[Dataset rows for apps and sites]
--------------------------------------------------
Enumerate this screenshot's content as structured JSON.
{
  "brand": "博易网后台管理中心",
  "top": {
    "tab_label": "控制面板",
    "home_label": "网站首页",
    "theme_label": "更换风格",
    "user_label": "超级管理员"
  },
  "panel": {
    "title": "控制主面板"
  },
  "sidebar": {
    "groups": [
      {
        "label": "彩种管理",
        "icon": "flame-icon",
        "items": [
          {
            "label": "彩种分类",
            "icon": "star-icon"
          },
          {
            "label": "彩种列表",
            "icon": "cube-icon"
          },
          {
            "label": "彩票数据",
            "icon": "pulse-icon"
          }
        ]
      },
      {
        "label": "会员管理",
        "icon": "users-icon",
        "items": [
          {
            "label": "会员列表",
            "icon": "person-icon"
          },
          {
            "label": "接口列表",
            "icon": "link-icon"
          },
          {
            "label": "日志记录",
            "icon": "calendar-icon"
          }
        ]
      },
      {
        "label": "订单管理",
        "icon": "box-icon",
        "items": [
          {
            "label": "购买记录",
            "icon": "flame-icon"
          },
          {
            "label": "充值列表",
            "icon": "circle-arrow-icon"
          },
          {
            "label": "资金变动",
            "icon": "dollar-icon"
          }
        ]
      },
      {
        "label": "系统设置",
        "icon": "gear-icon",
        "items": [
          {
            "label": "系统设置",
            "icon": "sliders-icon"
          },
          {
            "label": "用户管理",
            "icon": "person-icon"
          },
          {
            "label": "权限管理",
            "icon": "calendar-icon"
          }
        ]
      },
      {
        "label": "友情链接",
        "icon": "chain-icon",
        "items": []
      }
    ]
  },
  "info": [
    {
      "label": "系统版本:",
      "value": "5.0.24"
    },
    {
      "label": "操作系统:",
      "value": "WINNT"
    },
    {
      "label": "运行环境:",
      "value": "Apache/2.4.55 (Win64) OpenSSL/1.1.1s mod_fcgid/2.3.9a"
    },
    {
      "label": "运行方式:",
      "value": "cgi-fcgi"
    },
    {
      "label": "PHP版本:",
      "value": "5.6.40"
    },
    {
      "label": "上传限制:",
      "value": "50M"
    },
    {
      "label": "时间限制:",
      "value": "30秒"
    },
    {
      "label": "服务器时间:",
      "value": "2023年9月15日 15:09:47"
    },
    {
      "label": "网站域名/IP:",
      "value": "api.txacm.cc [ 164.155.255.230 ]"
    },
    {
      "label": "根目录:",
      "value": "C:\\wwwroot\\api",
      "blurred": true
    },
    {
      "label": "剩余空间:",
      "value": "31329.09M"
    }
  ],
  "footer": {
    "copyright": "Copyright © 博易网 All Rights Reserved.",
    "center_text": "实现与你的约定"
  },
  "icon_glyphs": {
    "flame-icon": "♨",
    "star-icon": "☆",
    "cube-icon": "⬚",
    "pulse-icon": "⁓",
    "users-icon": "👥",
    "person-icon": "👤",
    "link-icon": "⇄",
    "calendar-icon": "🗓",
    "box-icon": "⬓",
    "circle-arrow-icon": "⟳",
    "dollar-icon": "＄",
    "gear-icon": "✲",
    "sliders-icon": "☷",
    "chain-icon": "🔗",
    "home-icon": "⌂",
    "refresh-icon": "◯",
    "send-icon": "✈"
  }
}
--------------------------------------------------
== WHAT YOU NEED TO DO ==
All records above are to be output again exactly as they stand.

== SOLUTION ==
Enumerate this screenshot's content as structured JSON.
{
  "brand": "博易网后台管理中心",
  "top": {
    "tab_label": "控制面板",
    "home_label": "网站首页",
    "theme_label": "更换风格",
    "user_label": "超级管理员"
  },
  "panel": {
    "title": "控制主面板"
  },
  "sidebar": {
    "groups": [
      {
        "label": "彩种管理",
        "icon": "flame-icon",
        "items": [
          {
            "label": "彩种分类",
            "icon": "star-icon"
          },
          {
            "label": "彩种列表",
            "icon": "cube-icon"
          },
          {
            "label": "彩票数据",
            "icon": "pulse-icon"
          }
        ]
      },
      {
        "label": "会员管理",
        "icon": "users-icon",
        "items": [
          {
            "label": "会员列表",
            "icon": "person-icon"
          },
          {
            "label": "接口列表",
            "icon": "link-icon"
          },
          {
            "label": "日志记录",
            "icon": "calendar-icon"
          }
        ]
      },
      {
        "label": "订单管理",
        "icon": "box-icon",
        "items": [
          {
            "label": "购买记录",
            "icon": "flame-icon"
          },
          {
            "label": "充值列表",
            "icon": "circle-arrow-icon"
          },
          {
            "label": "资金变动",
            "icon": "dollar-icon"
          }
        ]
      },
      {
        "label": "系统设置",
        "icon": "gear-icon",
        "items": [
          {
            "label": "系统设置",
            "icon": "sliders-icon"
          },
          {
            "label": "用户管理",
            "icon": "person-icon"
          },
          {
            "label": "权限管理",
            "icon": "calendar-icon"
          }
        ]
      },
      {
        "label": "友情链接",
        "icon": "chain-icon",
        "items": []
      }
    ]
  },
  "info": [
    {
      "label": "系统版本:",
      "value": "5.0.24"
    },
    {
      "label": "操作系统:",
      "value": "WINNT"
    },
    {
      "label": "运行环境:",
      "value": "Apache/2.4.55 (Win64) OpenSSL/1.1.1s mod_fcgid/2.3.9a"
    },
    {
      "label": "运行方式:",
      "value": "cgi-fcgi"
    },
    {
      "label": "PHP版本:",
      "value": "5.6.40"
    },
    {
      "label": "上传限制:",
      "value": "50M"
    },
    {
      "label": "时间限制:",
      "value": "30秒"
    },
    {
      "label": "服务器时间:",
      "value": "2023年9月15日 15:09:47"
    },
    {
      "label": "网站域名/IP:",
      "value": "api.txacm.cc [ 164.155.255.230 ]"
    },
    {
      "label": "根目录:",
      "value": "C:\\wwwroot\\api",
      "blurred": true
    },
    {
      "label": "剩余空间:",
      "value": "31329.09M"
    }
  ],
  "footer": {
    "copyright": "Copyright © 博易网 All Rights Reserved.",
    "center_text": "实现与你的约定"
  },
  "icon_glyphs": {
    "flame-icon": "♨",
    "star-icon": "☆",
    "cube-icon": "⬚",
    "pulse-icon": "⁓",
    "users-icon": "👥",
    "person-icon": "👤",
    "link-icon": "⇄",
    "calendar-icon": "🗓",
    "box-icon": "⬓",
    "circle-arrow-icon": "⟳",
    "dollar-icon": "＄",
    "gear-icon": "✲",
    "sliders-icon": "☷",
    "chain-icon": "🔗",
    "home-icon": "⌂",
    "refresh-icon": "◯",
    "send-icon": "✈"
  }
}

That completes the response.